September 13, 2010 — Next week a special session of the U.N. General Assembly will meet in New York to review progress on the Millennium Development Goals (MDGs), which commit member countries and their development partners to eliminate extreme poverty and hunger, and significantly improve the economic and human welfare of poor people worldwide by 2015.
Until the food, fuel and financial crises in the last two years, developing countries were making progress in reaching these goals—although at different paces. In 1981, 52% of people in developing countries lived in extreme poverty; by 2005, that share had fallen to 25%. The efforts of countries and their partners were paying off right up until the crises, with poverty falling sharply in East Asia, Latin America, and Eastern and Central Europe. But this progress has not been shared by all.

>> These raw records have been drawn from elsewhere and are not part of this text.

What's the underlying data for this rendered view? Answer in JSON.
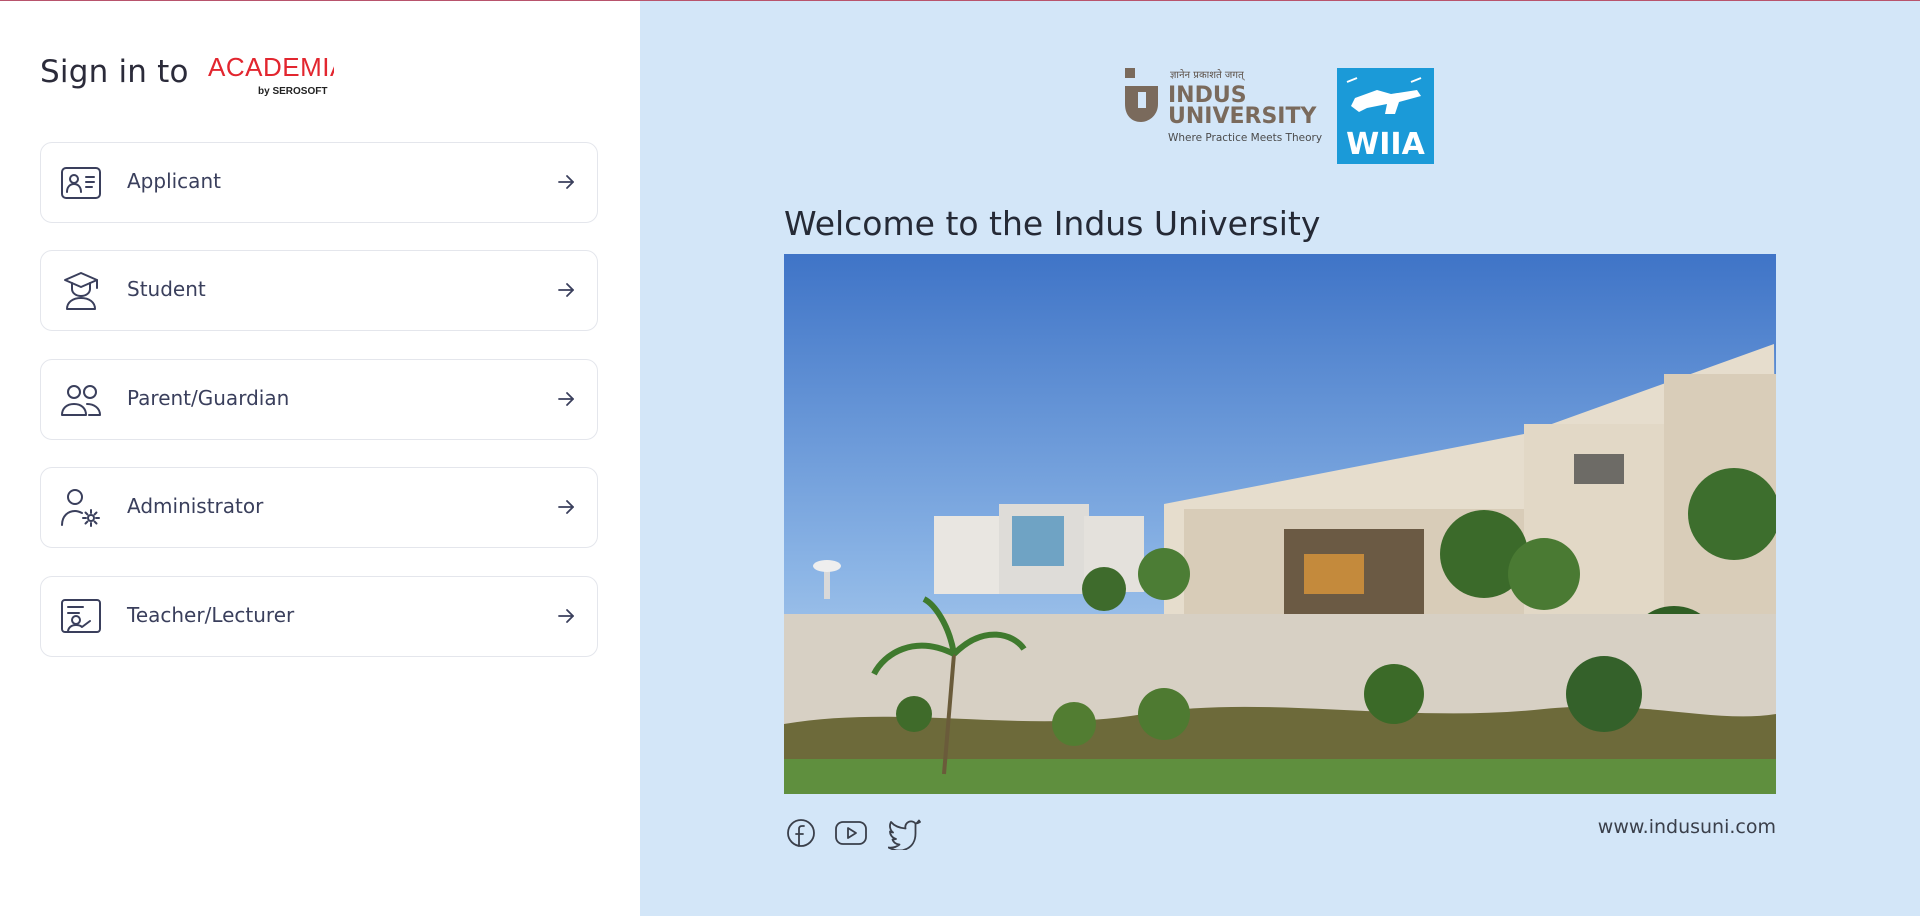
{
  "signin": {
    "title": "Sign in to",
    "brand_name": "ACADEMIA",
    "brand_by": "by SEROSOFT",
    "brand_color": "#e2262f"
  },
  "roles": [
    {
      "label": "Applicant",
      "icon": "id-card-icon"
    },
    {
      "label": "Student",
      "icon": "graduate-icon"
    },
    {
      "label": "Parent/Guardian",
      "icon": "users-icon"
    },
    {
      "label": "Administrator",
      "icon": "user-gear-icon"
    },
    {
      "label": "Teacher/Lecturer",
      "icon": "teacher-board-icon"
    }
  ],
  "arrow_icon": "arrow-right-icon",
  "right": {
    "background": "#d3e6f8",
    "indus": {
      "tagline_top": "ज्ञानेन प्रकाशते जगत्",
      "name_line1": "INDUS",
      "name_line2": "UNIVERSITY",
      "slogan": "Where Practice Meets Theory"
    },
    "wiia": {
      "text": "WIIA",
      "color": "#1b9ad8"
    },
    "welcome": "Welcome to the Indus University",
    "website": "www.indusuni.com",
    "social": [
      "facebook-icon",
      "youtube-icon",
      "twitter-icon"
    ]
  }
}
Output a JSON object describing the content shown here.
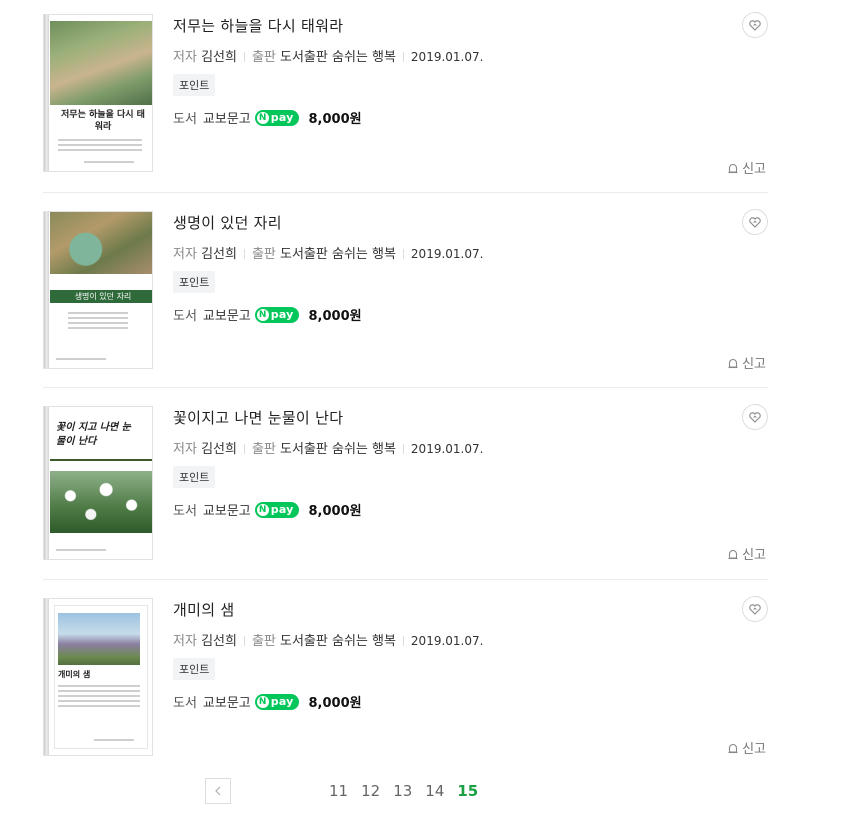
{
  "books": [
    {
      "title": "저무는 하늘을 다시 태워라",
      "author_label": "저자",
      "author": "김선희",
      "publisher_label": "출판",
      "publisher": "도서출판 숨쉬는 행복",
      "date": "2019.01.07.",
      "badge": "포인트",
      "type_label": "도서",
      "mall": "교보문고",
      "npay_label": "pay",
      "price": "8,000원",
      "report_label": "신고",
      "cover_title": "저무는 하늘을 다시 태워라"
    },
    {
      "title": "생명이 있던 자리",
      "author_label": "저자",
      "author": "김선희",
      "publisher_label": "출판",
      "publisher": "도서출판 숨쉬는 행복",
      "date": "2019.01.07.",
      "badge": "포인트",
      "type_label": "도서",
      "mall": "교보문고",
      "npay_label": "pay",
      "price": "8,000원",
      "report_label": "신고",
      "cover_title": "생명이 있던 자리"
    },
    {
      "title": "꽃이지고 나면 눈물이 난다",
      "author_label": "저자",
      "author": "김선희",
      "publisher_label": "출판",
      "publisher": "도서출판 숨쉬는 행복",
      "date": "2019.01.07.",
      "badge": "포인트",
      "type_label": "도서",
      "mall": "교보문고",
      "npay_label": "pay",
      "price": "8,000원",
      "report_label": "신고",
      "cover_title": "꽃이 지고 나면 눈물이 난다"
    },
    {
      "title": "개미의 샘",
      "author_label": "저자",
      "author": "김선희",
      "publisher_label": "출판",
      "publisher": "도서출판 숨쉬는 행복",
      "date": "2019.01.07.",
      "badge": "포인트",
      "type_label": "도서",
      "mall": "교보문고",
      "npay_label": "pay",
      "price": "8,000원",
      "report_label": "신고",
      "cover_title": "개미의 샘"
    }
  ],
  "pagination": {
    "pages": [
      "11",
      "12",
      "13",
      "14",
      "15"
    ],
    "current": "15"
  },
  "colors": {
    "npay_green": "#03c75a",
    "current_page": "#1aa043"
  }
}
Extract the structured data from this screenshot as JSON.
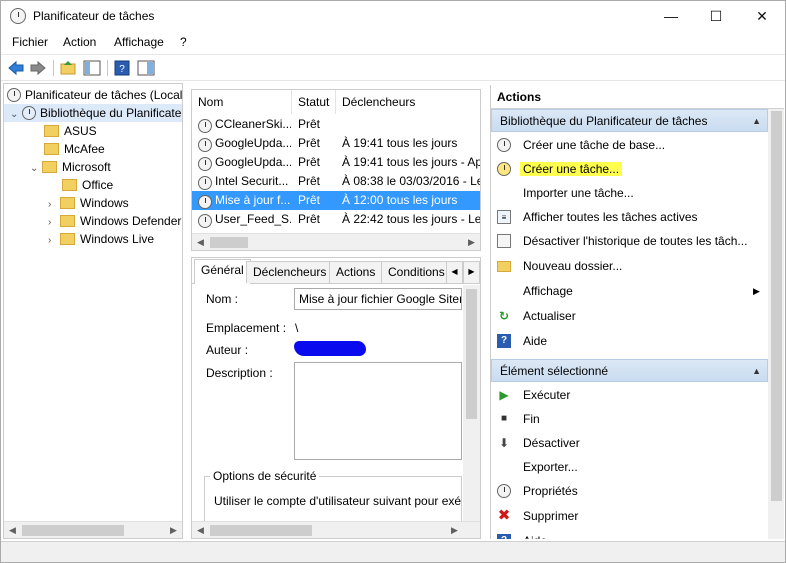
{
  "window": {
    "title": "Planificateur de tâches",
    "minimize": "—",
    "maximize": "☐",
    "close": "✕"
  },
  "menu": {
    "items": [
      "Fichier",
      "Action",
      "Affichage",
      "?"
    ]
  },
  "tree": {
    "root": "Planificateur de tâches (Local)",
    "library": "Bibliothèque du Planificateur de tâches",
    "folders": [
      "ASUS",
      "McAfee",
      "Microsoft"
    ],
    "microsoft_children": [
      "Office",
      "Windows",
      "Windows Defender",
      "Windows Live"
    ]
  },
  "tasklist": {
    "columns": [
      "Nom",
      "Statut",
      "Déclencheurs"
    ],
    "rows": [
      {
        "name": "CCleanerSki...",
        "status": "Prêt",
        "trigger": ""
      },
      {
        "name": "GoogleUpda...",
        "status": "Prêt",
        "trigger": "À 19:41 tous les jours"
      },
      {
        "name": "GoogleUpda...",
        "status": "Prêt",
        "trigger": "À 19:41 tous les jours - Apr"
      },
      {
        "name": "Intel Securit...",
        "status": "Prêt",
        "trigger": "À 08:38 le 03/03/2016 - Le"
      },
      {
        "name": "Mise à jour f...",
        "status": "Prêt",
        "trigger": "À 12:00 tous les jours"
      },
      {
        "name": "User_Feed_S...",
        "status": "Prêt",
        "trigger": "À 22:42 tous les jours - Le c"
      }
    ],
    "selected_index": 4
  },
  "details": {
    "tabs": [
      "Général",
      "Déclencheurs",
      "Actions",
      "Conditions"
    ],
    "name_label": "Nom :",
    "name_value": "Mise à jour fichier Google Sitem",
    "location_label": "Emplacement :",
    "location_value": "\\",
    "author_label": "Auteur :",
    "description_label": "Description :",
    "security_group": "Options de sécurité",
    "security_text": "Utiliser le compte d'utilisateur suivant pour exé"
  },
  "actions": {
    "title": "Actions",
    "section1": "Bibliothèque du Planificateur de tâches",
    "items1": [
      {
        "icon": "clock-icon",
        "label": "Créer une tâche de base..."
      },
      {
        "icon": "clock-icon",
        "label": "Créer une tâche..."
      },
      {
        "icon": "",
        "label": "Importer une tâche..."
      },
      {
        "icon": "list-icon",
        "label": "Afficher toutes les tâches actives"
      },
      {
        "icon": "history-icon",
        "label": "Désactiver l'historique de toutes les tâch..."
      },
      {
        "icon": "folder-icon",
        "label": "Nouveau dossier..."
      },
      {
        "icon": "",
        "label": "Affichage"
      },
      {
        "icon": "refresh-icon",
        "label": "Actualiser"
      },
      {
        "icon": "help-icon",
        "label": "Aide"
      }
    ],
    "section2": "Élément sélectionné",
    "items2": [
      {
        "icon": "play-icon",
        "label": "Exécuter"
      },
      {
        "icon": "stop-icon",
        "label": "Fin"
      },
      {
        "icon": "disable-icon",
        "label": "Désactiver"
      },
      {
        "icon": "",
        "label": "Exporter..."
      },
      {
        "icon": "properties-icon",
        "label": "Propriétés"
      },
      {
        "icon": "delete-icon",
        "label": "Supprimer"
      },
      {
        "icon": "help-icon",
        "label": "Aide"
      }
    ]
  },
  "colors": {
    "selection": "#3399ff",
    "highlight": "#ffff4d",
    "section_header": "#d6e5f4"
  }
}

Sub-Saharan Africa continues to lag in overcoming poverty, and hunger and malnutrition rates have been falling—but not fast enough to eradicate hunger by 2015. Too many of the world’s people remain hungry, poor or vulnerable to poverty, with too few jobs and too little access to services and economic opportunity.
According to a new World Bank paper, Unfinished Business: Mobilizing New Efforts to Achieve the 2015 Millennium Development Goals, 64 million more people were living in extreme poverty (below $1.25/day) in 2010. By 2015, 1.2 million more children under five may die, 350,000 more students may not complete primary school, and about 100 million more people may remain without access to safe water.